Millions of extremely fine threads combine to form velvet. Two sheets of cloth, each of a different thickness, are tightly woven one on top of the other on a particular loom. The layers are then carefully separated to create a lovable soft thick pile look. You can imagine how labor-intensive the procedure was and how only the very affluent could afford the finished fabric.
Since 2000 BC, the earliest examples of velvet have been found in china and ancient egypt. From the 1300s onward, the fabric was traded via the renowned Silk Road to medieval Europe. The Italian cities of genoa and venice were among the first to create velvet in europe. It served as an inspiration to painters of the luxurious renaissance, including michelangelo and leonardo da vinci, who even created their own velvet materials. Painting and, as we've learned, photographing these scenes was difficult, but the old masters achieved it, and the results are incredibly lifelike.
Natural fibers can be used to create modern velvet, including silk with a rayon backing, cotton, which produces a less opulent but still beautiful fabric, linen, mohair, wool, and even raffia palm, which is how kuba velvet is manufactured in the democratic republic of the congo.
Additionally, there are variations that are entirely synthetic that are created from materials like polyester, nylon, viscose, acetate, and a variety of ingenious combinations of synthetic and natural fibers.
Over the past 4000 years, velvet has advanced considerably. All people can now afford it. But it still has that enigmatic beauty and exudes a particular, extra-luxurious air.
Types Of Velvet
Plain velvets: are those that have a pile covering the entire surface. Plain velvets were referred to as kadife in the middle east, most notably in bursa (delibas 1986).
Embossed velvets: Although there are fewer examples in india, they were more widespread in persia. On plain velvet that had been prepared, stamps were used to compress the pile in the appropriate places to achieve the desired design. However, there isn't a lot of literature information offered.

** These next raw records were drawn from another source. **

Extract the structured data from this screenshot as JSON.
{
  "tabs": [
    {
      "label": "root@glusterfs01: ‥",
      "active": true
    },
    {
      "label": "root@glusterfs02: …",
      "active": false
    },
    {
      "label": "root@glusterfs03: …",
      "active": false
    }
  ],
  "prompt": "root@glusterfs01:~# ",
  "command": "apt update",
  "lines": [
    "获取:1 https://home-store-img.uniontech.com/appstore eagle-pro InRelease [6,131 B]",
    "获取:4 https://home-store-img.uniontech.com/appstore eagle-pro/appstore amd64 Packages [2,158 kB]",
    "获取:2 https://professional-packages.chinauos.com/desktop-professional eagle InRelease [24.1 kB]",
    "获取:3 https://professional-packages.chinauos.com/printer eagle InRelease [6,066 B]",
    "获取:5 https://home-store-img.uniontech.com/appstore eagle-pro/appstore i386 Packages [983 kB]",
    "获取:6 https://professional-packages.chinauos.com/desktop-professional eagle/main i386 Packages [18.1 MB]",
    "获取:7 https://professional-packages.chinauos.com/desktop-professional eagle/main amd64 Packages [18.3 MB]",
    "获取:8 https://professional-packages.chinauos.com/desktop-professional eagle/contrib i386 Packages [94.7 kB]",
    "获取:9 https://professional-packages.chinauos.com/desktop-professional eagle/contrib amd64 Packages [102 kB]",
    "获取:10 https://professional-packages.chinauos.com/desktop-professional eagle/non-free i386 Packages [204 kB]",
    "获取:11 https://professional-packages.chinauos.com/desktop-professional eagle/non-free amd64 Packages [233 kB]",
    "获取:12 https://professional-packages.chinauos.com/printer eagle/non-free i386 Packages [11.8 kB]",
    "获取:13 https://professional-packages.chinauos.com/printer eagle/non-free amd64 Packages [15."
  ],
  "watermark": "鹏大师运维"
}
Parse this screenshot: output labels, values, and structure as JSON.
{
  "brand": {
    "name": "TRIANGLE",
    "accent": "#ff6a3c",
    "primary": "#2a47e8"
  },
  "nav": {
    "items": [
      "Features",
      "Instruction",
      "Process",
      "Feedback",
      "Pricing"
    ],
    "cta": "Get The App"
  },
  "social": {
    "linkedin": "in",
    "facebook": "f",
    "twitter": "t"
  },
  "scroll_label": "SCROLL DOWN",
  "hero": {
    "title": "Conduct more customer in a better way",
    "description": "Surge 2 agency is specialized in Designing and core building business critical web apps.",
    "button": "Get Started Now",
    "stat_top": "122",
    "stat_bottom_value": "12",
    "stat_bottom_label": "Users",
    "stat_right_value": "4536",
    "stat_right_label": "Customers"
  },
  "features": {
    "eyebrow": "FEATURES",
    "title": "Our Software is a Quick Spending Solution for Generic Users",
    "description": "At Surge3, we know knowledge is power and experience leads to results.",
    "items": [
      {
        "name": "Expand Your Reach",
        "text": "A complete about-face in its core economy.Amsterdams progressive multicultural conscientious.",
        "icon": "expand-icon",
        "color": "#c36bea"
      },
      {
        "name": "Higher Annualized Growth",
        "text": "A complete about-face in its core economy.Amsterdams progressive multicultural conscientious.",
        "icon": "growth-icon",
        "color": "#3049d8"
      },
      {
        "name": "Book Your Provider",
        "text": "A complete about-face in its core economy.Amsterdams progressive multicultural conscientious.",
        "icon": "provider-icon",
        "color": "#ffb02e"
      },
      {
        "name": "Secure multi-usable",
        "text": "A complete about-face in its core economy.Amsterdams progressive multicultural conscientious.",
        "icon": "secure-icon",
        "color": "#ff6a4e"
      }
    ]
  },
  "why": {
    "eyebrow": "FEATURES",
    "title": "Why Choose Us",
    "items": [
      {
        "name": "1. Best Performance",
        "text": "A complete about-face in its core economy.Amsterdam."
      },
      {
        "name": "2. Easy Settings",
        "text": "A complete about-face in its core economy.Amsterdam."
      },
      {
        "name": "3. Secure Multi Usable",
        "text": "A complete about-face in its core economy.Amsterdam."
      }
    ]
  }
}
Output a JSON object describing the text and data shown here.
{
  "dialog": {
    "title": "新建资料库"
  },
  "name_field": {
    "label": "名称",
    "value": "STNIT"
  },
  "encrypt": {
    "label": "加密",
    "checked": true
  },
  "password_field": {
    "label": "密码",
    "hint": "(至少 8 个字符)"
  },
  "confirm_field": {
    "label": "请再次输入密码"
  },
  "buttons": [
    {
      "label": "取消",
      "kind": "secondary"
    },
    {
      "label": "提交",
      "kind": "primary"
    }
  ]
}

Velvets with embroidery: Because of their superb appearance and extensive usage of gold and silver, velvets with embroidery were mostly utilized for formal events. Over basic velvet, metal threads were utilized to embroider, giving the garment a rich, pricey appearance.
Ikat velvets: Using the ikat coloring technique and silk as the preferred thread, ikat velvets were among the priciest types of velvet made. The rate of manufacturing was incredibly sluggish because of the sophisticated Ikat production processes, but this is precisely why these velvets are considered to be of the highest quality.